Environmentalists and energy advocates alike should welcome innovations to nuclear power that could potentially help diversify and enhance Utah's energy ecosystem.
We call attention to a development taking place in southeast Idaho, which is the proposed location for a new design of a modular nuclear power plant. The plant is being championed by a group called NuScale Technology, and it could provide the template for nuclear power that is both safer and cheaper than existing plants. What's more, it generates energy that is far cleaner than fossil fuels and produces essentially no carbon emissions whatsoever.
In the pursuit of clean, renewable energy, nuclear is often ignored due to safety concerns. The apocalyptic rhetoric used to describe nuclear power seems to suggest that every power plant is another Chernobyl waiting to happen. Yet many opponents of nuclear energy often gloss over the fact that Chernobyl was obsolete even back in the 1980s when the disaster took place, and the technology is far more reliable and much less dangerous than it was 30 years ago.
Other developed nations, for example, don’t share America’s aversion to nuclear power. Currently, France relies on nuclear power for an estimated 75 percent of its energy. In the United States, that number is only 20 percent, which is actually quite remarkable, given that the U.S. hasn't built a new nuclear power plant in roughly four decades.
Ironically, the opposition to new construction of small-scale nuclear is largely coming from the very people who are eager to excoriate President Donald Trump for failing to develop sustainable energy sources. Pockets of environmentalist activists have expressed anxiety concerning the new administration for removing references to climate change from the White House website; critics have seized on that fact to speculate that the president will withdraw from the recent Paris climate agreements.
It’s important to note, however, that environmentalists should look as much to innovations in industry as to Washington in the quest for clean energy. It’s unfortunate that so many who are eager to find cost-effective and clean alternatives to fossil fuels are the first in line to reject the one such power source that already exists.

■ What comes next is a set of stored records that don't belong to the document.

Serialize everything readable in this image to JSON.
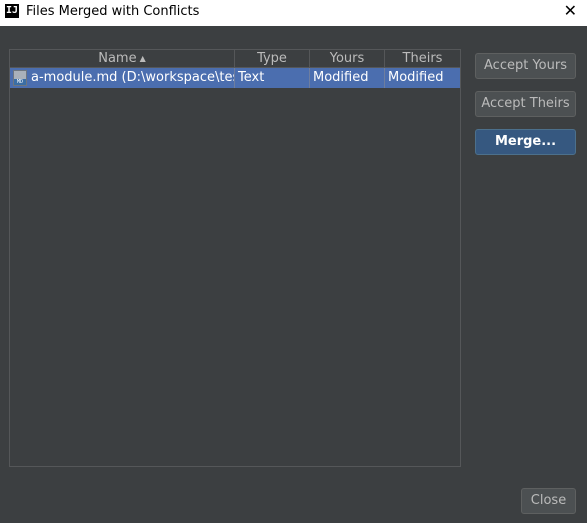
{
  "window": {
    "title": "Files Merged with Conflicts",
    "app_icon": "IJ",
    "close_glyph": "✕"
  },
  "table": {
    "columns": [
      "Name",
      "Type",
      "Yours",
      "Theirs"
    ],
    "sort": {
      "column": "Name",
      "direction": "ascending",
      "indicator": "▲"
    },
    "rows": [
      {
        "name": "a-module.md (D:\\workspace\\testgi",
        "type": "Text",
        "yours": "Modified",
        "theirs": "Modified",
        "icon": "md-file-icon",
        "selected": true
      }
    ]
  },
  "actions": {
    "accept_yours": "Accept Yours",
    "accept_theirs": "Accept Theirs",
    "merge": "Merge..."
  },
  "footer": {
    "close": "Close"
  },
  "colors": {
    "background": "#3c3f41",
    "selection": "#4b6eaf",
    "default_button": "#365880"
  }
}
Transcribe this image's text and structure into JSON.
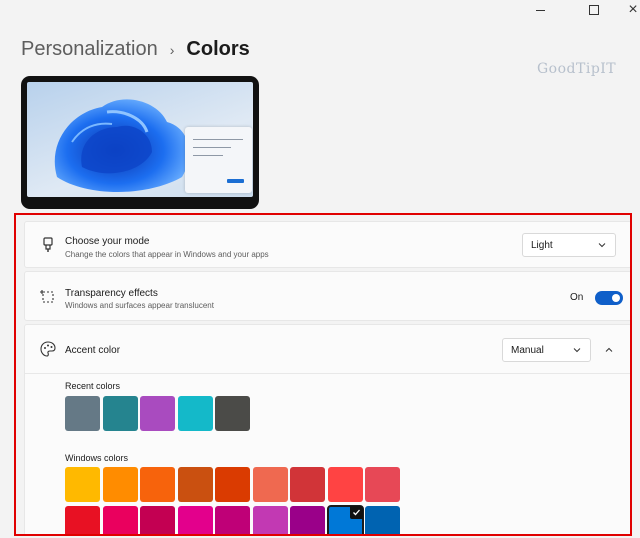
{
  "window_controls": {
    "minimize": "minimize",
    "maximize": "maximize",
    "close": "×"
  },
  "breadcrumb": {
    "parent": "Personalization",
    "separator": "›",
    "current": "Colors"
  },
  "watermark": "GoodTipIT",
  "settings": {
    "mode": {
      "title": "Choose your mode",
      "description": "Change the colors that appear in Windows and your apps",
      "value": "Light",
      "icon": "paintbrush-icon"
    },
    "transparency": {
      "title": "Transparency effects",
      "description": "Windows and surfaces appear translucent",
      "state_label": "On",
      "enabled": true,
      "icon": "transparency-icon"
    },
    "accent": {
      "title": "Accent color",
      "value": "Manual",
      "expanded": true,
      "icon": "palette-icon"
    }
  },
  "recent_colors": {
    "label": "Recent colors",
    "colors": [
      "#657986",
      "#25848f",
      "#a94bbf",
      "#14b9c9",
      "#4b4b48"
    ]
  },
  "windows_colors": {
    "label": "Windows colors",
    "row1": [
      "#ffb900",
      "#ff8c00",
      "#f7630c",
      "#ca5010",
      "#da3b01",
      "#ef6950",
      "#d13438",
      "#ff4343",
      "#e74856"
    ],
    "row2": [
      "#e81123",
      "#ea005e",
      "#c30052",
      "#e3008c",
      "#bf0077",
      "#c239b3",
      "#9a0089",
      "#0078d7",
      "#0063b1"
    ],
    "selected": "#0078d7"
  },
  "colors": {
    "accent": "#0f5fc9",
    "highlight_border": "#e00000"
  }
}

While there are understandable reservations regarding nuclear energy, with the development of safer and more technologies, it's worth looking once again at the potential of nuclear energy.